Azul would generally be lying in the bed in her underwear, with Mr. Unamuno all over her. Mr. Unamuno was a pigeon-chested old codger who had a program on public radio. His show always opened with the same line: “This is Unamuno: modestly depressed, engagingly eclectic, and sentimentally political.” Idiot.
Is Azul cheating on Dario with Unamuno? Or is she is mentally unfit to recognize sexual abuse? The text is ambiguous on that matter. In any case, Azul the character seems to be a creation that serves as a critical response to the Orientalist fairy-tale-like princesses contained in Azul (the book). Presumably Luiselli thought that such nonsense deserves to be mocked, but she also worried that the original line was too much of an inside joke for Americans to understand. Even so, the characters in The Story of My Teeth transform every imaginable member of the Mexican cultural world into farcical versions of themselves. Another example: when Highway finally gets the teeth he wants (none other than Marilyn Monroe’s), the person who puts them into his mouth is a dentist named after a Mexican poet, “Dr. Luis Felipe Fabre,” who owns the dental clinic “Il Miglior Fabbro.” Is Luiselli really elevating Fabre to the stature of Arnaut Daniel and Ezra Pound? Or is it just a pun playing on Fabre and Fabbro?

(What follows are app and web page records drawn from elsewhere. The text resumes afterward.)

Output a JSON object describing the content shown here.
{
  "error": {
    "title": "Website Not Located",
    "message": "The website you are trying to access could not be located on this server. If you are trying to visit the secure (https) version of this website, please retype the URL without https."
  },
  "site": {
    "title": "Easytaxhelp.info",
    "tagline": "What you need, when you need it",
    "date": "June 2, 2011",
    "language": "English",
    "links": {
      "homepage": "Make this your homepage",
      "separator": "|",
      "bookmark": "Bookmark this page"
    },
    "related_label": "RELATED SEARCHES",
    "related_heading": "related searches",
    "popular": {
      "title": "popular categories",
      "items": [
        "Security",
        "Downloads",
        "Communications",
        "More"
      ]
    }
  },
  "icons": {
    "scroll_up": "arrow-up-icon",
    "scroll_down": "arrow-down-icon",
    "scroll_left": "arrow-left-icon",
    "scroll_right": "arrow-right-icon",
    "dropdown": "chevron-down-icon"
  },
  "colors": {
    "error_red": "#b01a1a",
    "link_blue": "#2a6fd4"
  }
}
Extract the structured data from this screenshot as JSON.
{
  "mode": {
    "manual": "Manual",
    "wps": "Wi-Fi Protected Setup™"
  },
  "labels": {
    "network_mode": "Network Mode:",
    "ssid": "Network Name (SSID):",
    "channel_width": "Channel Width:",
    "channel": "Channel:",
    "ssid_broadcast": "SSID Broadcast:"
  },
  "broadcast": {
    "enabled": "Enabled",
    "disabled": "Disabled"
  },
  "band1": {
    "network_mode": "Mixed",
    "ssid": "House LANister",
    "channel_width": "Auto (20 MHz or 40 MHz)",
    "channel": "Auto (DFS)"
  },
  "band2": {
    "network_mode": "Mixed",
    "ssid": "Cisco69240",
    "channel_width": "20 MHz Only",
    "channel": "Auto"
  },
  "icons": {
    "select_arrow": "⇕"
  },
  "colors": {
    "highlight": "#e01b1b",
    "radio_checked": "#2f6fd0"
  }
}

Many, if not the majority, of the Mexican names in the book will mean nothing to even a very informed American reader, but that may turn into a positive trait, because the novel is then about the power of words to both deceive and delight. One superficial layer of meaning gets lost in the translation, but the ironies teem below the surface. More than a picaresque, The Story of My Teeth feels akin to the experimental novels of David Markson (name-dropping and all), with a touch of neurosis from Italo Svevo. Valeria Luiselli’s influences are just as varied and impressive as Highway’s family tree.
Nayar Rivera is a writer based in NYC working on a PhD in Comparative Literature at The Graduate Center, CUNY.